**What you are asked to do**
Set down all of the records word for word.

**The records**
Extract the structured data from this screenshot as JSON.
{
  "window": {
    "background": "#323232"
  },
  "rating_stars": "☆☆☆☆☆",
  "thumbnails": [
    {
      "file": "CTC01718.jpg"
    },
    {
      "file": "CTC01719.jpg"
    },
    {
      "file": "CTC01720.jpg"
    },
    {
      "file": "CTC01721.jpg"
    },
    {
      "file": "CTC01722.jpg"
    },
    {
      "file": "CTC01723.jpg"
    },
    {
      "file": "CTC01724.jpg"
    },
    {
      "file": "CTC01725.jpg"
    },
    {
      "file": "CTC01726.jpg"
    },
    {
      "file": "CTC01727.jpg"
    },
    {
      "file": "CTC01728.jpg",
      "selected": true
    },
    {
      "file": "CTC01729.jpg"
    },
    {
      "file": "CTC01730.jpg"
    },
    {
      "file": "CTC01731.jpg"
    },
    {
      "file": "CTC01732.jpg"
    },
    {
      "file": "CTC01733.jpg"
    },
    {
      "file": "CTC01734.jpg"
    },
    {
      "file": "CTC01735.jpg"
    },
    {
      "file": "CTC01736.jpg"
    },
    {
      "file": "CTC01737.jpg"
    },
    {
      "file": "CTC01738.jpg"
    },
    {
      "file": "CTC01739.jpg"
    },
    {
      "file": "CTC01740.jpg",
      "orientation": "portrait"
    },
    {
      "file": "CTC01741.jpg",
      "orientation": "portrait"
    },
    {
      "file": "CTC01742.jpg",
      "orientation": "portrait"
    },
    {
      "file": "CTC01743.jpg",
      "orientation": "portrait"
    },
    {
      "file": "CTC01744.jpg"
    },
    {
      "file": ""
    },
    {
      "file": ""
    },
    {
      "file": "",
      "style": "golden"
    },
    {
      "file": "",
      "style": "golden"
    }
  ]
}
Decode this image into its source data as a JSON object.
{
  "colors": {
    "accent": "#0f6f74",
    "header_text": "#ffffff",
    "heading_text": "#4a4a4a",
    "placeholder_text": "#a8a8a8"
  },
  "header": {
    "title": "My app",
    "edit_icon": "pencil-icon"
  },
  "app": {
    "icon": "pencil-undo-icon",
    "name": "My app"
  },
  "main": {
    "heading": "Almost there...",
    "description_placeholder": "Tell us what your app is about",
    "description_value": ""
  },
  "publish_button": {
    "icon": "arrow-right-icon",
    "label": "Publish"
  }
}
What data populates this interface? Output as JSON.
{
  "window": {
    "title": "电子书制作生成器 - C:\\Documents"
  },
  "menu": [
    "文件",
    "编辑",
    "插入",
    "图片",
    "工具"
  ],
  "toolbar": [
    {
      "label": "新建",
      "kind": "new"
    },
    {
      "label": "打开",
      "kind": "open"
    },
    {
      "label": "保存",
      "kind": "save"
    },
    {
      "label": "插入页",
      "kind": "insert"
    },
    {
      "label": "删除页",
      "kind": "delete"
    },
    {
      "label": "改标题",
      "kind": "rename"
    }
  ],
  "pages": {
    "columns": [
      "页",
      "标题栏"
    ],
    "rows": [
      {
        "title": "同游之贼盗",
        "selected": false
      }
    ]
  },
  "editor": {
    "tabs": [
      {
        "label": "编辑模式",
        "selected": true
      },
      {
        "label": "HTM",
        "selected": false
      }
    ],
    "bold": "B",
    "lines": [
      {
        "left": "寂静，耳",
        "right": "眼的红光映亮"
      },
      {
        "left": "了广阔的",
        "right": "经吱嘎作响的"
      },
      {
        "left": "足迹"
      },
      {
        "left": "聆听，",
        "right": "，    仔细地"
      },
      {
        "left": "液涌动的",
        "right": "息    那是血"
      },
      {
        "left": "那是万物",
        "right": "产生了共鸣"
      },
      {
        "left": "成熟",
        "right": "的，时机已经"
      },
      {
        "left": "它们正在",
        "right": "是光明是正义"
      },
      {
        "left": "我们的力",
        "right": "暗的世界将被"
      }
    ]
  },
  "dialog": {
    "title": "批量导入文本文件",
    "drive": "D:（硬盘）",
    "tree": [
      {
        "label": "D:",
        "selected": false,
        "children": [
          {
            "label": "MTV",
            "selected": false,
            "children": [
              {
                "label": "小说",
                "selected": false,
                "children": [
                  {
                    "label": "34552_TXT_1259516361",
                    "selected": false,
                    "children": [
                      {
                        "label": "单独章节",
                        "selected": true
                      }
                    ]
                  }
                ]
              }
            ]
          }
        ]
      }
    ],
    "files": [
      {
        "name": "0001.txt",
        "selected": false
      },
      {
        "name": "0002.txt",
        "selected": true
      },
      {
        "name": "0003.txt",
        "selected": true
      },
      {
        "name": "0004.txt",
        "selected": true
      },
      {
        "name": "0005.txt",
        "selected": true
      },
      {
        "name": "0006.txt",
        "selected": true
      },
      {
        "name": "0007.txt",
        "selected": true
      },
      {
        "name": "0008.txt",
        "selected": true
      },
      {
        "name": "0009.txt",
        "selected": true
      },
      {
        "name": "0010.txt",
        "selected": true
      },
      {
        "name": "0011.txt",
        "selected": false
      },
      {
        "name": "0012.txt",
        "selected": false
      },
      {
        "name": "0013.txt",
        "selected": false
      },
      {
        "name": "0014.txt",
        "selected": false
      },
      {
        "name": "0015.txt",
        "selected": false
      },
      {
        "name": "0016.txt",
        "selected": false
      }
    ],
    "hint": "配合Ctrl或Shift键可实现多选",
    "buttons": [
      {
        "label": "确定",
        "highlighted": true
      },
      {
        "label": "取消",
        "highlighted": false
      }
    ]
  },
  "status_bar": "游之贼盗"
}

**Answer for the task**
Extract the structured data from this screenshot as JSON.
{
  "window": {
    "background": "#323232"
  },
  "rating_stars": "☆☆☆☆☆",
  "thumbnails": [
    {
      "file": "CTC01718.jpg"
    },
    {
      "file": "CTC01719.jpg"
    },
    {
      "file": "CTC01720.jpg"
    },
    {
      "file": "CTC01721.jpg"
    },
    {
      "file": "CTC01722.jpg"
    },
    {
      "file": "CTC01723.jpg"
    },
    {
      "file": "CTC01724.jpg"
    },
    {
      "file": "CTC01725.jpg"
    },
    {
      "file": "CTC01726.jpg"
    },
    {
      "file": "CTC01727.jpg"
    },
    {
      "file": "CTC01728.jpg",
      "selected": true
    },
    {
      "file": "CTC01729.jpg"
    },
    {
      "file": "CTC01730.jpg"
    },
    {
      "file": "CTC01731.jpg"
    },
    {
      "file": "CTC01732.jpg"
    },
    {
      "file": "CTC01733.jpg"
    },
    {
      "file": "CTC01734.jpg"
    },
    {
      "file": "CTC01735.jpg"
    },
    {
      "file": "CTC01736.jpg"
    },
    {
      "file": "CTC01737.jpg"
    },
    {
      "file": "CTC01738.jpg"
    },
    {
      "file": "CTC01739.jpg"
    },
    {
      "file": "CTC01740.jpg",
      "orientation": "portrait"
    },
    {
      "file": "CTC01741.jpg",
      "orientation": "portrait"
    },
    {
      "file": "CTC01742.jpg",
      "orientation": "portrait"
    },
    {
      "file": "CTC01743.jpg",
      "orientation": "portrait"
    },
    {
      "file": "CTC01744.jpg"
    },
    {
      "file": ""
    },
    {
      "file": ""
    },
    {
      "file": "",
      "style": "golden"
    },
    {
      "file": "",
      "style": "golden"
    }
  ]
}
Decode this image into its source data as a JSON object.
{
  "colors": {
    "accent": "#0f6f74",
    "header_text": "#ffffff",
    "heading_text": "#4a4a4a",
    "placeholder_text": "#a8a8a8"
  },
  "header": {
    "title": "My app",
    "edit_icon": "pencil-icon"
  },
  "app": {
    "icon": "pencil-undo-icon",
    "name": "My app"
  },
  "main": {
    "heading": "Almost there...",
    "description_placeholder": "Tell us what your app is about",
    "description_value": ""
  },
  "publish_button": {
    "icon": "arrow-right-icon",
    "label": "Publish"
  }
}
What data populates this interface? Output as JSON.
{
  "window": {
    "title": "电子书制作生成器 - C:\\Documents"
  },
  "menu": [
    "文件",
    "编辑",
    "插入",
    "图片",
    "工具"
  ],
  "toolbar": [
    {
      "label": "新建",
      "kind": "new"
    },
    {
      "label": "打开",
      "kind": "open"
    },
    {
      "label": "保存",
      "kind": "save"
    },
    {
      "label": "插入页",
      "kind": "insert"
    },
    {
      "label": "删除页",
      "kind": "delete"
    },
    {
      "label": "改标题",
      "kind": "rename"
    }
  ],
  "pages": {
    "columns": [
      "页",
      "标题栏"
    ],
    "rows": [
      {
        "title": "同游之贼盗",
        "selected": false
      }
    ]
  },
  "editor": {
    "tabs": [
      {
        "label": "编辑模式",
        "selected": true
      },
      {
        "label": "HTM",
        "selected": false
      }
    ],
    "bold": "B",
    "lines": [
      {
        "left": "寂静，耳",
        "right": "眼的红光映亮"
      },
      {
        "left": "了广阔的",
        "right": "经吱嘎作响的"
      },
      {
        "left": "足迹"
      },
      {
        "left": "聆听，",
        "right": "，    仔细地"
      },
      {
        "left": "液涌动的",
        "right": "息    那是血"
      },
      {
        "left": "那是万物",
        "right": "产生了共鸣"
      },
      {
        "left": "成熟",
        "right": "的，时机已经"
      },
      {
        "left": "它们正在",
        "right": "是光明是正义"
      },
      {
        "left": "我们的力",
        "right": "暗的世界将被"
      }
    ]
  },
  "dialog": {
    "title": "批量导入文本文件",
    "drive": "D:（硬盘）",
    "tree": [
      {
        "label": "D:",
        "selected": false,
        "children": [
          {
            "label": "MTV",
            "selected": false,
            "children": [
              {
                "label": "小说",
                "selected": false,
                "children": [
                  {
                    "label": "34552_TXT_1259516361",
                    "selected": false,
                    "children": [
                      {
                        "label": "单独章节",
                        "selected": true
                      }
                    ]
                  }
                ]
              }
            ]
          }
        ]
      }
    ],
    "files": [
      {
        "name": "0001.txt",
        "selected": false
      },
      {
        "name": "0002.txt",
        "selected": true
      },
      {
        "name": "0003.txt",
        "selected": true
      },
      {
        "name": "0004.txt",
        "selected": true
      },
      {
        "name": "0005.txt",
        "selected": true
      },
      {
        "name": "0006.txt",
        "selected": true
      },
      {
        "name": "0007.txt",
        "selected": true
      },
      {
        "name": "0008.txt",
        "selected": true
      },
      {
        "name": "0009.txt",
        "selected": true
      },
      {
        "name": "0010.txt",
        "selected": true
      },
      {
        "name": "0011.txt",
        "selected": false
      },
      {
        "name": "0012.txt",
        "selected": false
      },
      {
        "name": "0013.txt",
        "selected": false
      },
      {
        "name": "0014.txt",
        "selected": false
      },
      {
        "name": "0015.txt",
        "selected": false
      },
      {
        "name": "0016.txt",
        "selected": false
      }
    ],
    "hint": "配合Ctrl或Shift键可实现多选",
    "buttons": [
      {
        "label": "确定",
        "highlighted": true
      },
      {
        "label": "取消",
        "highlighted": false
      }
    ]
  },
  "status_bar": "游之贼盗"
}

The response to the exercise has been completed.